- Task requirements: State the number of lines in the listing below that contain the word "this", and nothing besides.

- Extracted entries:
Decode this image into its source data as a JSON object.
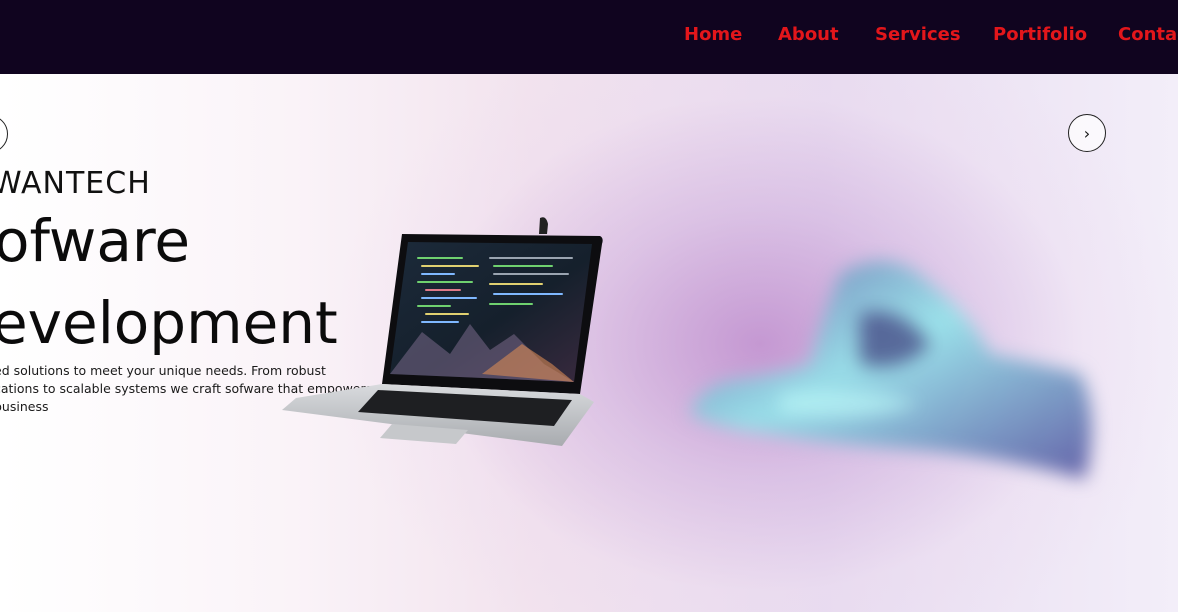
{
  "nav": {
    "items": [
      {
        "label": "Home"
      },
      {
        "label": "About"
      },
      {
        "label": "Services"
      },
      {
        "label": "Portifolio"
      },
      {
        "label": "Contact"
      }
    ]
  },
  "hero": {
    "brand": "WANTECH",
    "headline_line1": "ofware",
    "headline_line2": "evelopment",
    "description": "ed solutions to meet your unique needs. From robust cations to scalable systems we craft sofware that empowers business",
    "prev_symbol": "‹",
    "next_symbol": "›"
  },
  "colors": {
    "nav_background": "#10041f",
    "nav_link": "#e3161b",
    "hero_glow": "#c89ad3"
  },
  "icons": [
    "chevron-left-icon",
    "chevron-right-icon",
    "laptop-image",
    "hand-image"
  ]
}
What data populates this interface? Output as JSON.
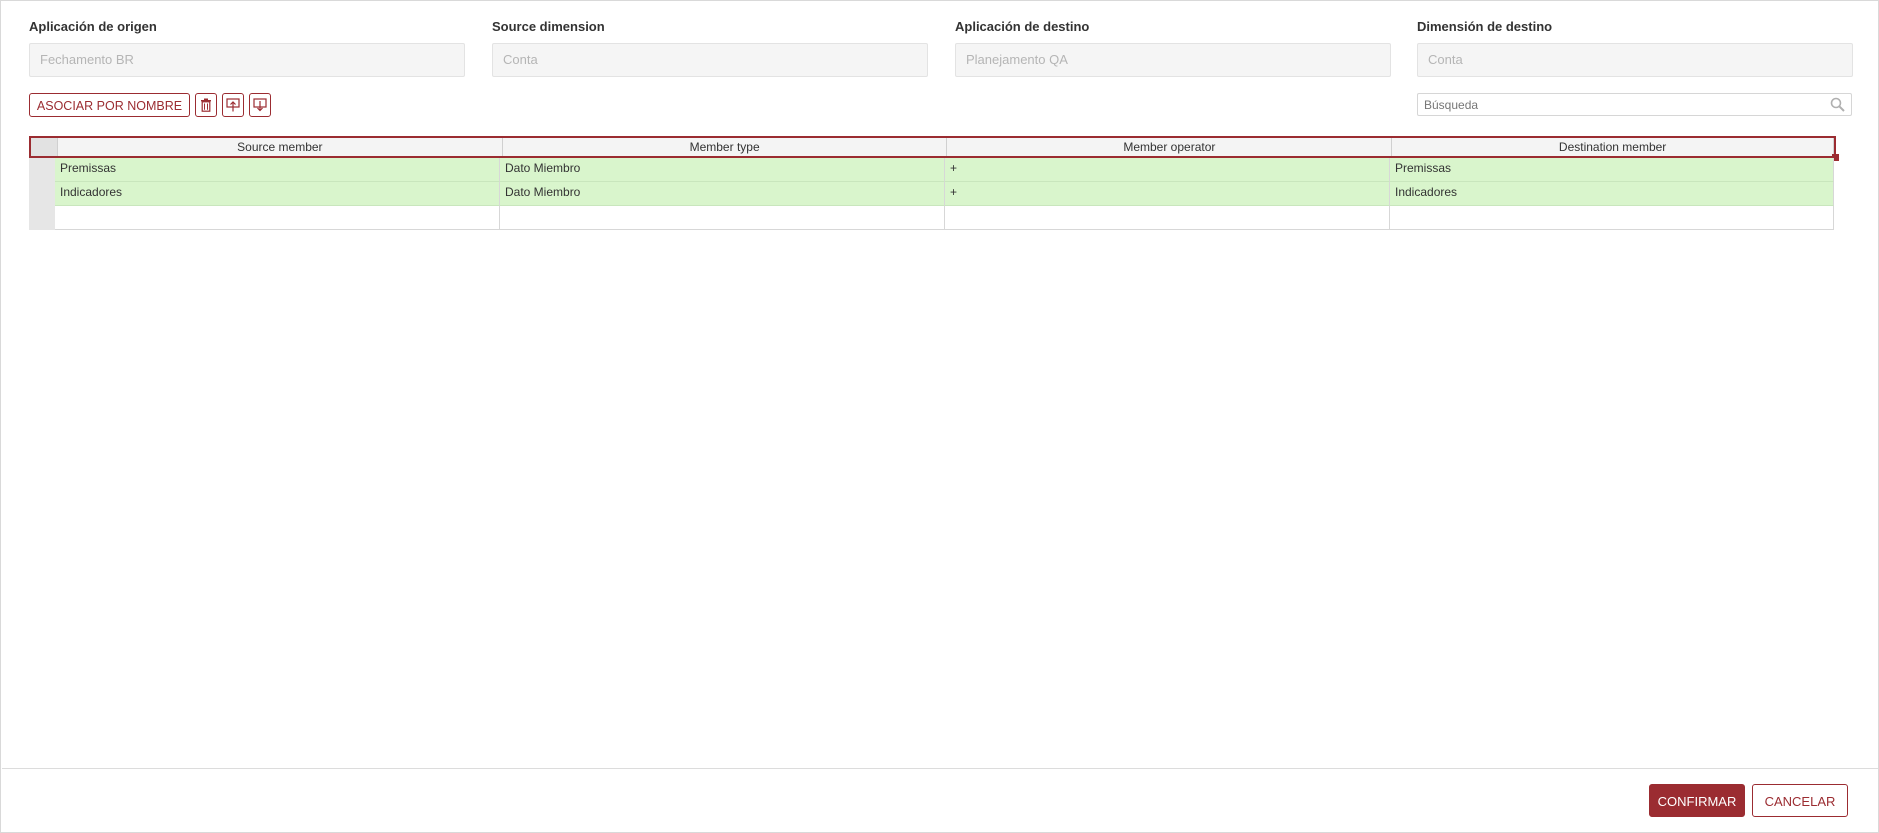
{
  "fields": [
    {
      "label": "Aplicación de origen",
      "value": "Fechamento BR"
    },
    {
      "label": "Source dimension",
      "value": "Conta"
    },
    {
      "label": "Aplicación de destino",
      "value": "Planejamento QA"
    },
    {
      "label": "Dimensión de destino",
      "value": "Conta"
    }
  ],
  "toolbar": {
    "associate_label": "ASOCIAR POR NOMBRE",
    "delete_icon": "trash-icon",
    "move_up_icon": "arrow-up-box-icon",
    "move_down_icon": "arrow-down-box-icon"
  },
  "search": {
    "placeholder": "Búsqueda",
    "icon": "search-icon"
  },
  "grid": {
    "columns": [
      "Source member",
      "Member type",
      "Member operator",
      "Destination member"
    ],
    "rows": [
      [
        "Premissas",
        "Dato Miembro",
        "+",
        "Premissas"
      ],
      [
        "Indicadores",
        "Dato Miembro",
        "+",
        "Indicadores"
      ]
    ]
  },
  "footer": {
    "confirm_label": "CONFIRMAR",
    "cancel_label": "CANCELAR"
  },
  "colors": {
    "accent": "#9b2c31",
    "row_fill": "#d9f5cc"
  }
}
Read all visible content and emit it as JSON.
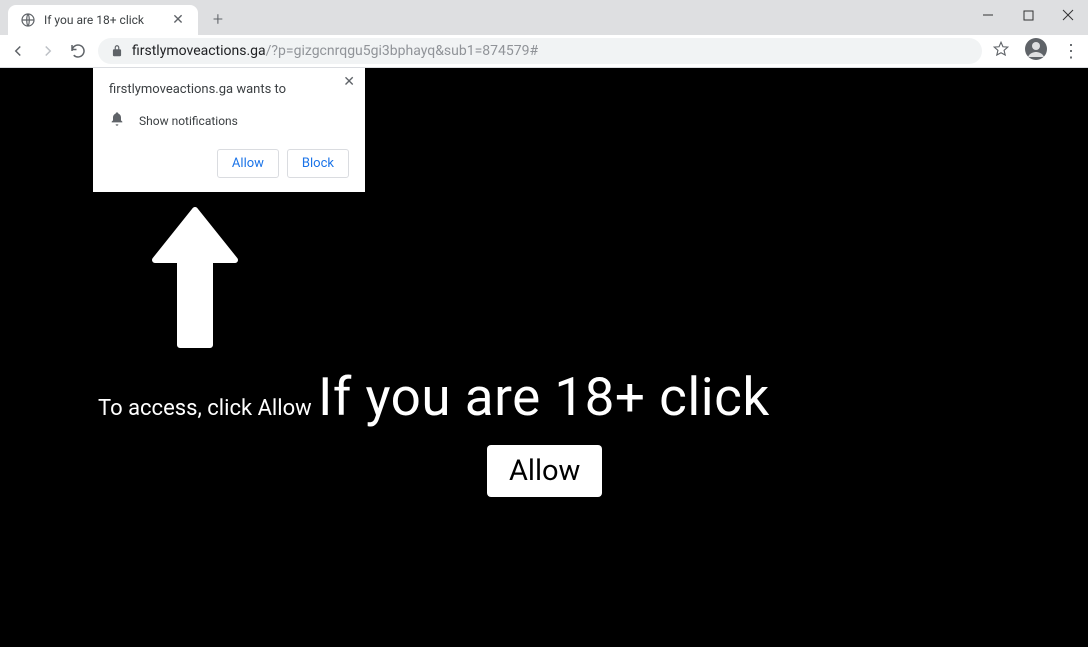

- Reply to the exercise: 2